I’ve been neglecting to post more entries to the blog lately, but it hasn’t been due to writer’s block. I’ve been writing a great deal lately, but the majority of my writing has been in online exchanges on stem cell research (from which came the ESCR debate series) or on intelligent design and evolution. You can follow the two ongoing debates about ID here and here (my involvement in the 2nd thread begins with post #37). I’ve certainly been learning much from preparing responses for these debates, and they have enabled me to sharpen my understanding of the issues. I certainly hope to present some of the key points from these debates in this blog in the near future, but one of the consequences of engaging in these discussions is that once you start, it’s hard to stop without seeming like you are conceding the argument.

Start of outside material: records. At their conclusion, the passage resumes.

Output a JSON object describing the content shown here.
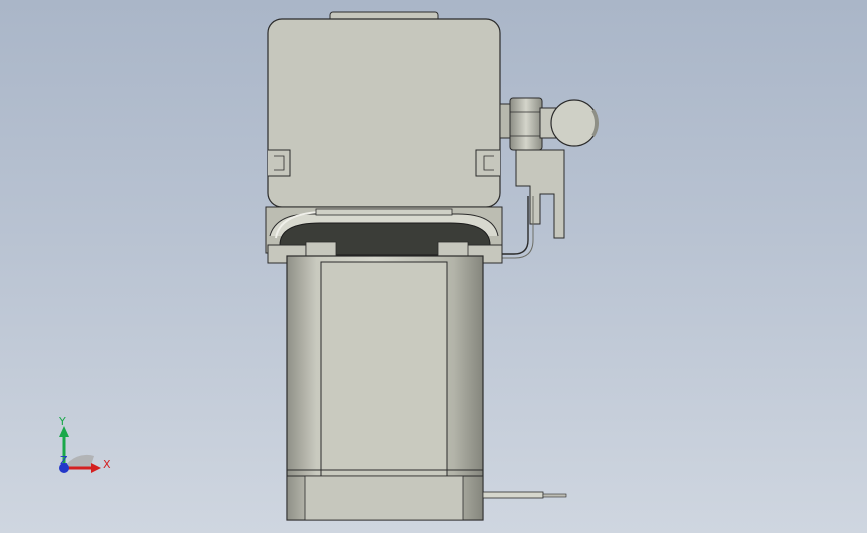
{
  "viewport": {
    "background_top": "#aab6c8",
    "background_bottom": "#cfd6e0"
  },
  "model": {
    "body_color": "#c6c7bd",
    "edge_color": "#2b2b2b",
    "dark_cavity_color": "#3b3d38",
    "shade_color": "#9fa095"
  },
  "triad": {
    "x_label": "X",
    "y_label": "Y",
    "z_label": "Z",
    "x_color": "#d42020",
    "y_color": "#1aa84a",
    "z_color": "#2337c9"
  }
}
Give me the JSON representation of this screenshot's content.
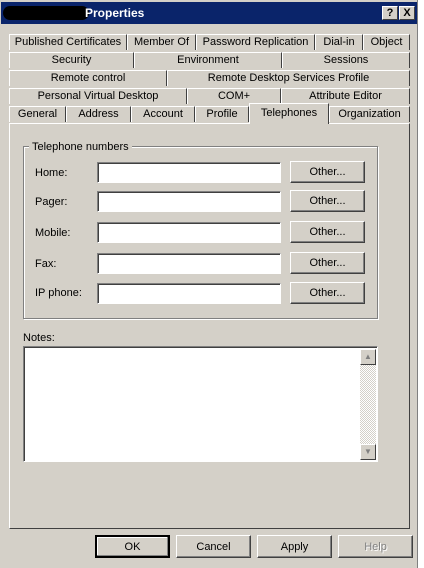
{
  "window": {
    "title": "Properties",
    "help_button": "?",
    "close_button": "X"
  },
  "tabs": {
    "row1": [
      {
        "label": "Published Certificates"
      },
      {
        "label": "Member Of"
      },
      {
        "label": "Password Replication"
      },
      {
        "label": "Dial-in"
      },
      {
        "label": "Object"
      }
    ],
    "row2": [
      {
        "label": "Security"
      },
      {
        "label": "Environment"
      },
      {
        "label": "Sessions"
      }
    ],
    "row3": [
      {
        "label": "Remote control"
      },
      {
        "label": "Remote Desktop Services Profile"
      }
    ],
    "row4": [
      {
        "label": "Personal Virtual Desktop"
      },
      {
        "label": "COM+"
      },
      {
        "label": "Attribute Editor"
      }
    ],
    "row5": [
      {
        "label": "General"
      },
      {
        "label": "Address"
      },
      {
        "label": "Account"
      },
      {
        "label": "Profile"
      },
      {
        "label": "Telephones"
      },
      {
        "label": "Organization"
      }
    ],
    "active": "Telephones"
  },
  "telephones": {
    "group_label": "Telephone numbers",
    "rows": [
      {
        "label": "Home:",
        "value": "",
        "button": "Other..."
      },
      {
        "label": "Pager:",
        "value": "",
        "button": "Other..."
      },
      {
        "label": "Mobile:",
        "value": "",
        "button": "Other..."
      },
      {
        "label": "Fax:",
        "value": "",
        "button": "Other..."
      },
      {
        "label": "IP phone:",
        "value": "",
        "button": "Other..."
      }
    ],
    "notes_label": "Notes:",
    "notes_value": ""
  },
  "footer": {
    "ok": "OK",
    "cancel": "Cancel",
    "apply": "Apply",
    "help": "Help"
  },
  "icons": {
    "scroll_up": "up-arrow-icon",
    "scroll_down": "down-arrow-icon"
  }
}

One thing I’ve been seeing from the ID debates is that the vast majority of the arguments that people offer against the theory of Intelligent Design stem from a basic misunderstanding of what the theory is about. This has emphasized to me why as a teacher it is critical to fairly and accurately present both sides of a debatable issue, so that students can arrive at their own reasonable and informed conclusion as well as be knowledgeable enough to respond fairly to arguments from those who hold opposing viewpoints. And this is why I have been sharing direct excerpts from these debates in this blog, so that people can see the actual arguments that are raised against the positions that I take, rather than my (potential) misrepresentations of the opposing arguments.
I want my students to follow the evidence where it leads, not where I or anyone else says that it leads.
One other thing I’ve been learning through these debates is the importance of character, even in an online discussion with faceless opponents and nameless audience. In spite of the rather impersonal nature of these online debates, we must always remember that we speak as Christ’s ambassadors, as if He were making his appeal through us. How we say things can be just as significant as what we say.
There can be some mean-spirited people in these online debates. Rather than relying on reason and rationality in their arguments , they resort to ridicule and insult to try to make their points. It can be tempting to descend to the same disparaging tone, especially when these defamatory remarks tend to draw popular support. But even if this kind of attitude can win the argument, it would not be a victory if we lose the real battle over the hearts and minds of those that we encounter. I draw encouragement from these words from 1 Peter 2:15-17, 21-25:
For it is God's will that by doing good you should silence the ignorant talk of foolish men. Live as free men, but do not use your freedom as a cover-up for evil; live as servants of God. Show proper respect to everyone: Love the brotherhood of believers, fear God, honor the king.
To this you were called, because Christ suffered for you, leaving you an example, that you should follow in his steps. “He committed no sin, and no deceit was found in his mouth.” When they hurled their insults at him, he did not retaliate; when he suffered, he made no threats. Instead, he entrusted himself to him who judges justly. He himself bore our sins in his body on the tree, so that we might die to sins and live for righteousness; by his wounds you have been healed. For you were like sheep going astray, but now you have returned to the Shepherd and Overseer of your souls.